Water softeners improve the quality of your water by removing the excess minerals that increase the water hardness level. Water can be softened using ion-exchange systems. The value of these water treatment solutions means you should always have one in your home or business, especially if you live in an area with higher water hardness levels.
Like most appliances, water softeners experience issues that eventually lead to failure. How long does a water softener last? Well that depends on many factors, and it is important to be able to identify them to ensure you maximize the life expectancy of your system.
Water Softener Life Expectancy
Water softeners have a life expectancy of 10 to 20 years. The number of years varies depending on the build quality of the water softener you buy, the materials used to soften the water and the system’s maintenance over its life span.
Factors That Affect the Life Span of a Water Softener
Water softeners are not meant to last forever, but they can last for a long time if they are well taken care of. Here are some factors that affect the life span of your water softener:
The amount of water you use in your home daily affects the number of times your water softener has to regenerate. If your home’s water use is higher than average, your water softener will have to work harder to keep up with the demand. This impact will directly shorten the life span of your water softener.
Water hardness levels indicate the amount of calcium and magnesium present in the water. Water hardness varies depending on where you live. If you live in an area with high water hardness levels, more salt will be required to soften the water, resulting in more regeneration. Your water softener may not last as long as other systems in areas where the water doesn’t require extra treatment.
Maintenance and Upkeep
The maintenance and upkeep of your water softener plays a significant influence on how long it lasts. Rust and other debris may accumulate in your system if it’s not cleaned or checked regularly.
As part of your regular maintenance, you may need to replace the resin beads, use a water softener cleaner in the resin tank and remove salt bridges. Sediment, sand, iron, chlorine and other substances can cause problems with your water softener. You can add a prefilter to remove those contaminants from your water supply.
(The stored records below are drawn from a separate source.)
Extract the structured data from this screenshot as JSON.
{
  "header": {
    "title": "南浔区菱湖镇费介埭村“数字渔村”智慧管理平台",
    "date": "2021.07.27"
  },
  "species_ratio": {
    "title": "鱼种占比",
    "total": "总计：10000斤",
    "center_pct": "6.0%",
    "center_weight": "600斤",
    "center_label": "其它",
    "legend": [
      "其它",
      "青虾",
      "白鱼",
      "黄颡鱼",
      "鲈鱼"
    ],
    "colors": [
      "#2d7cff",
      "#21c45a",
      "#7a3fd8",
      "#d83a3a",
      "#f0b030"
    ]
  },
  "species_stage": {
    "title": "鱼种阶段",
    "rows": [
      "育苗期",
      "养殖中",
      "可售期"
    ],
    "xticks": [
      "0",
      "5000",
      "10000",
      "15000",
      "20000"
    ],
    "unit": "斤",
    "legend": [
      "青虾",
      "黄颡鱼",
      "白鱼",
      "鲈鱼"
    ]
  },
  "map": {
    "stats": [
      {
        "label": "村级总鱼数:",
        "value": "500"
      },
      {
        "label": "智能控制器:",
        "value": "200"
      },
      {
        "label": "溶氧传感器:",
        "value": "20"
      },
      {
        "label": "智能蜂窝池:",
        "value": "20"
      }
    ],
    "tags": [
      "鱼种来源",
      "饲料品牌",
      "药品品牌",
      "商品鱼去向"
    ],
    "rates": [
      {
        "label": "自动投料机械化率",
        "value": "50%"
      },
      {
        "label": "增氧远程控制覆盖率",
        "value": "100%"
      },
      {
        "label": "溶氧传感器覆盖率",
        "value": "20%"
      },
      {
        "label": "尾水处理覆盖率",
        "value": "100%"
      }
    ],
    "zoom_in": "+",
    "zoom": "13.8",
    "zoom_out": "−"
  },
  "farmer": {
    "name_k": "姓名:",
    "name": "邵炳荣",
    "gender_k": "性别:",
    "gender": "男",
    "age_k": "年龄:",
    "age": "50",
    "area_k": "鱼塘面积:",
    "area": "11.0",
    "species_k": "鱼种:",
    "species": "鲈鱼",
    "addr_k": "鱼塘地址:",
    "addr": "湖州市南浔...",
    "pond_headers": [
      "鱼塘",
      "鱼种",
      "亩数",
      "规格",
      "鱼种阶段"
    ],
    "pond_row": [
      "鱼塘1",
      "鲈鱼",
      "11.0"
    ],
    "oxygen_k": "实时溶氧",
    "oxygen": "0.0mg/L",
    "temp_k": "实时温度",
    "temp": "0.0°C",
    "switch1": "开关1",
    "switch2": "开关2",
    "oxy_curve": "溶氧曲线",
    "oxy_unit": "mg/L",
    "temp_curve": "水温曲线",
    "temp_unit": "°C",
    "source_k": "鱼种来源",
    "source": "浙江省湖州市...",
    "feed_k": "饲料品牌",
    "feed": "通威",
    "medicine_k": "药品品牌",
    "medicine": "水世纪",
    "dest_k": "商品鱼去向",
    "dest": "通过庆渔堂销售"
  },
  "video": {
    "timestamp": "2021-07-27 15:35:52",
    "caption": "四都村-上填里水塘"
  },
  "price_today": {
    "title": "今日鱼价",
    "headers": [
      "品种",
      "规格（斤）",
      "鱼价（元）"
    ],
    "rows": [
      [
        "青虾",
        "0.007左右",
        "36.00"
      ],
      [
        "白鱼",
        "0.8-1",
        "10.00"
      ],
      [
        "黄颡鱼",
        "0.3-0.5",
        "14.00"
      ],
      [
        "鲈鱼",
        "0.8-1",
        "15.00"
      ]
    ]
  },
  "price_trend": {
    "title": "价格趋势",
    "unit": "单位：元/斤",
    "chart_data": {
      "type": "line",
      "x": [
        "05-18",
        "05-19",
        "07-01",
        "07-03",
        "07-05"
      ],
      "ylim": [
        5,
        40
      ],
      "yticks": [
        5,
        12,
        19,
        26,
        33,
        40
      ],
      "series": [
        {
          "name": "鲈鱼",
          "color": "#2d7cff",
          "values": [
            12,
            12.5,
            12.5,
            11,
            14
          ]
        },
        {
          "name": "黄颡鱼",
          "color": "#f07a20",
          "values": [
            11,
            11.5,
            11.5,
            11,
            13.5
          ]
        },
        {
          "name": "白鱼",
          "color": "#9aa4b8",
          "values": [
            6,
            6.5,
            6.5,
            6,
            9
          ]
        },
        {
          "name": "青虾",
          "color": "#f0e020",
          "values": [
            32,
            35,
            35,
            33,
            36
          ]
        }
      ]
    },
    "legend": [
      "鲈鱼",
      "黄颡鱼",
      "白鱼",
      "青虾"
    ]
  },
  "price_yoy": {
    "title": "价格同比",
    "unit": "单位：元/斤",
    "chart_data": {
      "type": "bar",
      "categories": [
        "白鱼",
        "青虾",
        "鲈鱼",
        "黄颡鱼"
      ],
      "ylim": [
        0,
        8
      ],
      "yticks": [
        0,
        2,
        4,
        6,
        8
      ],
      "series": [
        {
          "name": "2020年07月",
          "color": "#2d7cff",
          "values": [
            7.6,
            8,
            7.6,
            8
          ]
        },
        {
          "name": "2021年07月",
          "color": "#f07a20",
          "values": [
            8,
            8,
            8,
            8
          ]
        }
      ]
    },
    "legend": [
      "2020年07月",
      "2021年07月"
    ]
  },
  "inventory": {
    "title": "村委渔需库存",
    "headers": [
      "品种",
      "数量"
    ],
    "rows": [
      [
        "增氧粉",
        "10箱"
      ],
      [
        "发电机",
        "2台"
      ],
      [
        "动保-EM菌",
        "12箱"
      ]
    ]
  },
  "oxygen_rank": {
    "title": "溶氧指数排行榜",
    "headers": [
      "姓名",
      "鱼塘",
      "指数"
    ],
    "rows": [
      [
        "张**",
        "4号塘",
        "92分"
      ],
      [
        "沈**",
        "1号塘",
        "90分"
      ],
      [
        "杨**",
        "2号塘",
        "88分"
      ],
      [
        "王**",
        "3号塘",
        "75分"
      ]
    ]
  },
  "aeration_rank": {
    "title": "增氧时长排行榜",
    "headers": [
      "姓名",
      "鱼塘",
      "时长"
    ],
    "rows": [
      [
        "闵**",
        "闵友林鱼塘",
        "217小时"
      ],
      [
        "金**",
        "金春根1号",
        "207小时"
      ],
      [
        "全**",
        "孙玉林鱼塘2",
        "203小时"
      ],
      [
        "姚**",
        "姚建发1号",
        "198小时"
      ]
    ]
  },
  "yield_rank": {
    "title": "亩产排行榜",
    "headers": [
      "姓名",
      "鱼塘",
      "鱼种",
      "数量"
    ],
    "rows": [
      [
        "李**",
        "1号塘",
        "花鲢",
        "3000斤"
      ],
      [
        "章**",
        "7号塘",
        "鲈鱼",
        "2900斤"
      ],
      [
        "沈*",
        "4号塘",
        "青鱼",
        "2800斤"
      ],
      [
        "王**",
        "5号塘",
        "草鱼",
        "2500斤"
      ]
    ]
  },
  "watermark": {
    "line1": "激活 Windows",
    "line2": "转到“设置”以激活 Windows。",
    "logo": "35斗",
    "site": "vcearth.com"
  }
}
Professional inspections and maintenance are also necessary to prolong the life of your system. A professional will ensure your water softener is clean and functioning well, and they will identify and repair any issues before they cause further damage.
To ensure your water softener operates well and lasts long, consider the quality of your installation. While it’s possible to install the system yourself, getting it professionally sized and installed is the best way to ensure you have the suitable equipment for your needs. A poor installation can shorten the life span of your water softener. Properly sizing a system involves many considerations, from calculating your softening requirements to understanding water softener grains capacity as well as flow rates.
The Type of Salt
The salt you use for your water softener can be impacted by various factors, like your water usage, the type and size of your system or how hard your water is. It is important to use salt that best suits your system for better performance and longevity.
Common Signs of Water Softener Failure
If you’re having issues with your water softener, there will be indications that your system is failing. Here are a few common signs your water softener is reaching its life expectancy:
Soap Won’t Lather Properly
When your water softener no longer works, your soap won’t lather properly. If you’re struggling to make the soap frothy when showering or washing dishes, you might need to examine your system because this is a sign of water hardness. The excess minerals react to soap and reduce its cleaning capabilities.
Hard water causes laundry discoloration and makes your clothes feel rough against your skin. If you see powdery residue left on your laundry after a wash, your water softener might have an issue. Hard water can also damage your washing machine and other appliances due to mineral buildup.
Water Pressure Change
Low water pressure can suggest that your water softener is not operating at its peak. Decreased water pressure can indicate a buildup of sediment and other minerals. It could also indicate deterioration of the resin beads.
Buildup Around Faucets
Hard water can cause buildup around your faucets, which will increase the time you spend cleaning them. If the buildup is white and chalky, that suggests your water supply has high calcium levels. If the water also has high iron levels, the residue may be a rusty or yellow hue.
Dry Skin and Hair
Hair and skin dryness is one of the effects of hard water. When your water softener is failing, the hard water makes it challenging to rinse away the soap from your skin and hair, causing dryness. The excess minerals can also stick to your skin and absorb your natural oils and moisture. Exposure to hard water can also damage your hair. The buildup of minerals creates a cast that prevents moisture from penetrating your hair.
If your skin or hair starts to feel itchy and dry and there’s no other apparent cause, it might be time for maintenance or possibly a water softener replacement.
Ready to Replace Your Water Softener?
If you’ve been noticing any common signs of failure, such as low water pressure or a change in water quality, your water softener may no longer be working as well as it used to.
At Culligan Water, we have state-of-the-art water softeners with unique patented technology that increases efficiency. Our water softeners include features that fix hard water, alert you of malfunctions in the system or any changes in water quality, and make necessary adjustments.
Contact us for a water softener replacement. Our professionals will determine your water hardness and find a system that best suits your needs.